• [MATERIAL FOR THE TASK]
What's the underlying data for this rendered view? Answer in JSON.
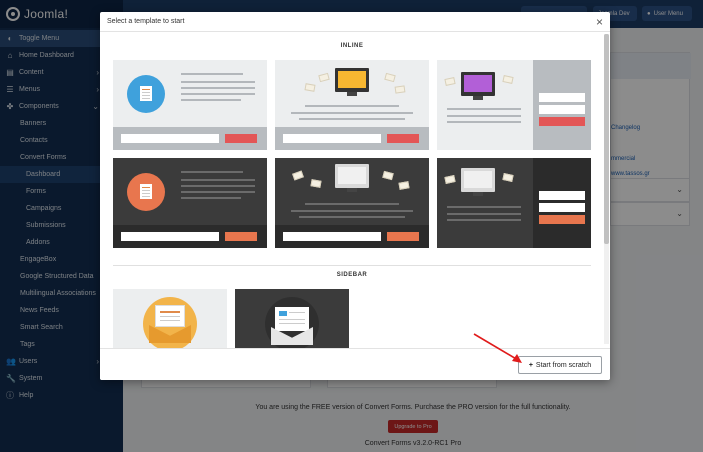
{
  "sidebar": {
    "logo": "Joomla!",
    "items": [
      {
        "icon": "toggle-icon",
        "glyph": "◐",
        "label": "Toggle Menu"
      },
      {
        "icon": "home-icon",
        "glyph": "⌂",
        "label": "Home Dashboard"
      },
      {
        "icon": "content-icon",
        "glyph": "▤",
        "label": "Content"
      },
      {
        "icon": "menus-icon",
        "glyph": "☰",
        "label": "Menus"
      },
      {
        "icon": "components-icon",
        "glyph": "✤",
        "label": "Components"
      },
      {
        "label": "Banners"
      },
      {
        "label": "Contacts"
      },
      {
        "label": "Convert Forms"
      },
      {
        "label": "Dashboard"
      },
      {
        "label": "Forms"
      },
      {
        "label": "Campaigns"
      },
      {
        "label": "Submissions"
      },
      {
        "label": "Addons"
      },
      {
        "label": "EngageBox"
      },
      {
        "label": "Google Structured Data"
      },
      {
        "label": "Multilingual Associations"
      },
      {
        "label": "News Feeds"
      },
      {
        "label": "Smart Search"
      },
      {
        "label": "Tags"
      },
      {
        "icon": "users-icon",
        "glyph": "👥",
        "label": "Users"
      },
      {
        "icon": "system-icon",
        "glyph": "🔧",
        "label": "System"
      },
      {
        "icon": "help-icon",
        "glyph": "ⓘ",
        "label": "Help"
      }
    ]
  },
  "topbar": {
    "user_menu": "User Menu",
    "joomla_dev": "Joomla Dev"
  },
  "background": {
    "changelog": "Changelog",
    "commercial": "mmercial",
    "tassos": "www.tassos.gr",
    "footer_text": "You are using the FREE version of Convert Forms. Purchase the PRO version for the full functionality.",
    "upgrade_label": "Upgrade to Pro",
    "version": "Convert Forms v3.2.0-RC1 Pro"
  },
  "modal": {
    "title": "Select a template to start",
    "close_glyph": "×",
    "inline_heading": "INLINE",
    "sidebar_heading": "SIDEBAR",
    "start_scratch_label": "Start from scratch",
    "plus_glyph": "+"
  },
  "colors": {
    "sidebar": "#132f53",
    "accent_red": "#e35656",
    "accent_orange": "#e8764e",
    "blue_circle": "#3fa1dc",
    "orange_circle": "#e8764e",
    "upgrade": "#c62828"
  }
}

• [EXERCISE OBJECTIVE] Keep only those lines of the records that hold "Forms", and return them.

• [THE COMPLETED TASK]
        "label": "Convert Forms"
        "label": "Forms"
    "footer_text": "You are using the FREE version of Convert Forms. Purchase the PRO version for the full functionality.",
    "version": "Convert Forms v3.2.0-RC1 Pro"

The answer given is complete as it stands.